··· EXERCISE DATA ···
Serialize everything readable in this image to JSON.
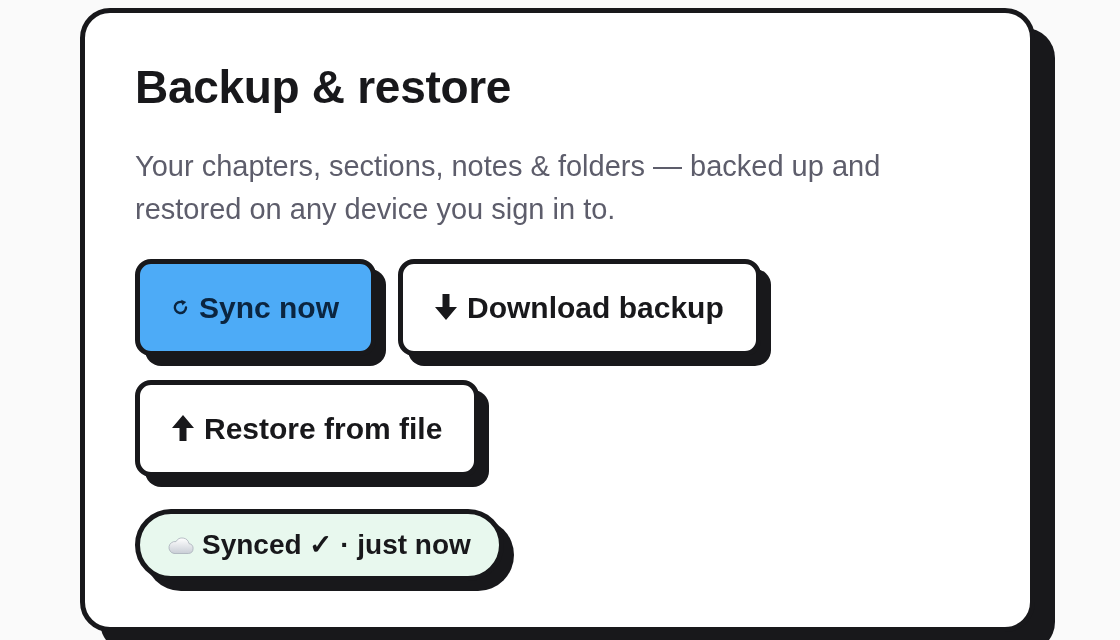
{
  "card": {
    "title": "Backup & restore",
    "description": "Your chapters, sections, notes & folders — backed up and restored on any device you sign in to."
  },
  "actions": [
    {
      "kind": "sync",
      "label": "Sync now",
      "primary": true
    },
    {
      "kind": "download",
      "label": "Download backup",
      "primary": false
    },
    {
      "kind": "upload",
      "label": "Restore from file",
      "primary": false
    }
  ],
  "status": {
    "kind": "synced",
    "label": "Synced ✓ · just now"
  }
}
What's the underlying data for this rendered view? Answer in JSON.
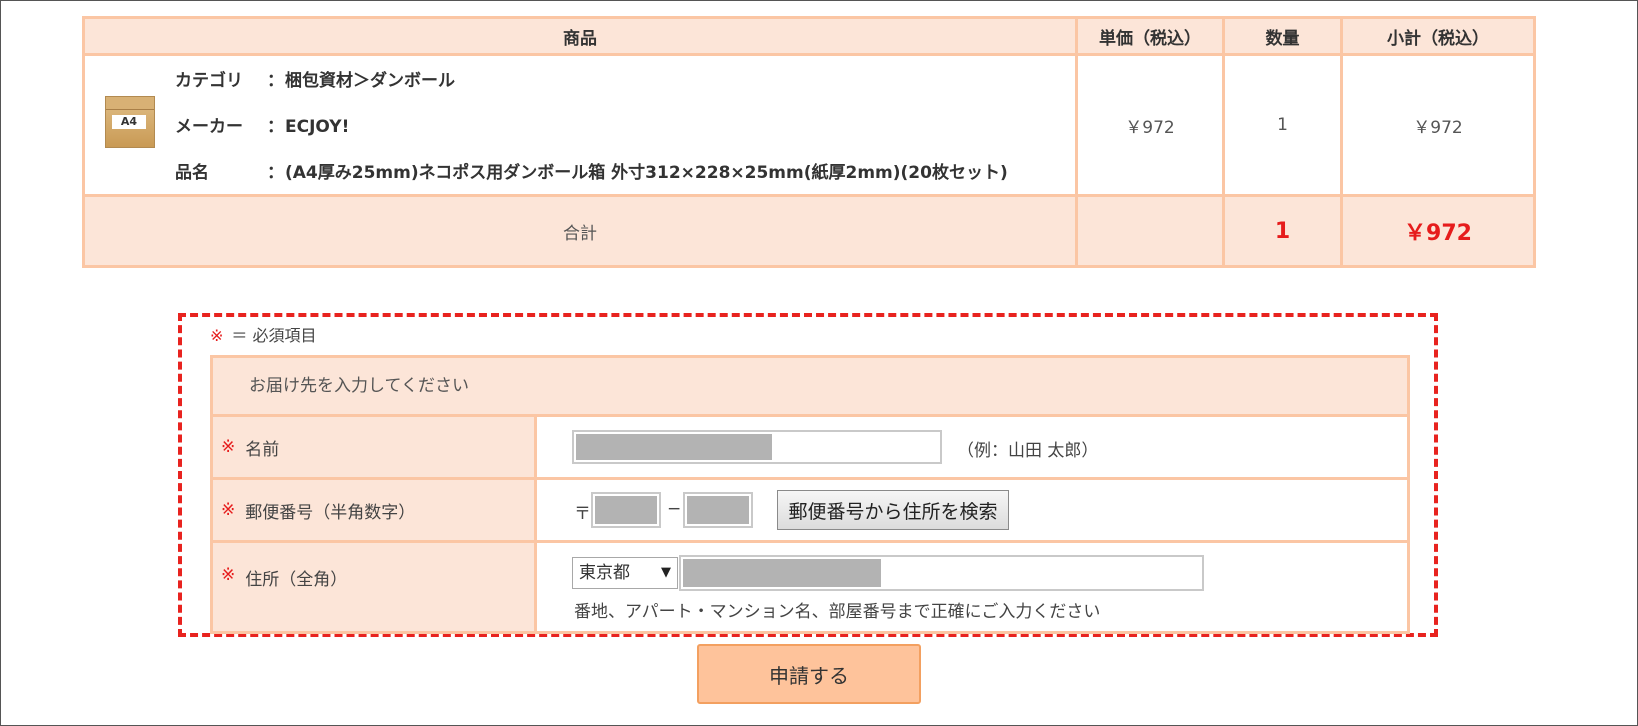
{
  "order_table": {
    "headers": {
      "product": "商品",
      "unit_price": "単価（税込）",
      "quantity": "数量",
      "subtotal": "小計（税込）"
    },
    "item": {
      "image_label": "A4",
      "rows": [
        {
          "key": "カテゴリ",
          "value": "梱包資材＞ダンボール"
        },
        {
          "key": "メーカー",
          "value": "ECJOY!"
        },
        {
          "key": "品名",
          "value": "(A4厚み25mm)ネコポス用ダンボール箱 外寸312×228×25mm(紙厚2mm)(20枚セット)"
        }
      ],
      "colon": "：",
      "unit_price": "￥972",
      "quantity": "1",
      "subtotal": "￥972"
    },
    "total": {
      "label": "合計",
      "quantity": "1",
      "amount": "￥972"
    }
  },
  "form": {
    "required_mark": "※",
    "required_note": "＝ 必須項目",
    "section_title": "お届け先を入力してください",
    "name": {
      "label": "名前",
      "example": "（例：山田 太郎）"
    },
    "postal": {
      "label": "郵便番号（半角数字）",
      "symbol": "〒",
      "separator": "−",
      "search_button": "郵便番号から住所を検索"
    },
    "address": {
      "label": "住所（全角）",
      "prefecture": "東京都",
      "dropdown_arrow": "▼",
      "hint": "番地、アパート・マンション名、部屋番号まで正確にご入力ください"
    },
    "submit_label": "申請する"
  },
  "colors": {
    "accent_red": "#e61c1c",
    "border_peach": "#fbc6a4",
    "header_bg": "#fce5d8",
    "submit_bg": "#fec39b"
  }
}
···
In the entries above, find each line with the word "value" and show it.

          "value": "梱包資材＞ダンボール"
          "value": "ECJOY!"
          "value": "(A4厚み25mm)ネコポス用ダンボール箱 外寸312×228×25mm(紙厚2mm)(20枚セット)"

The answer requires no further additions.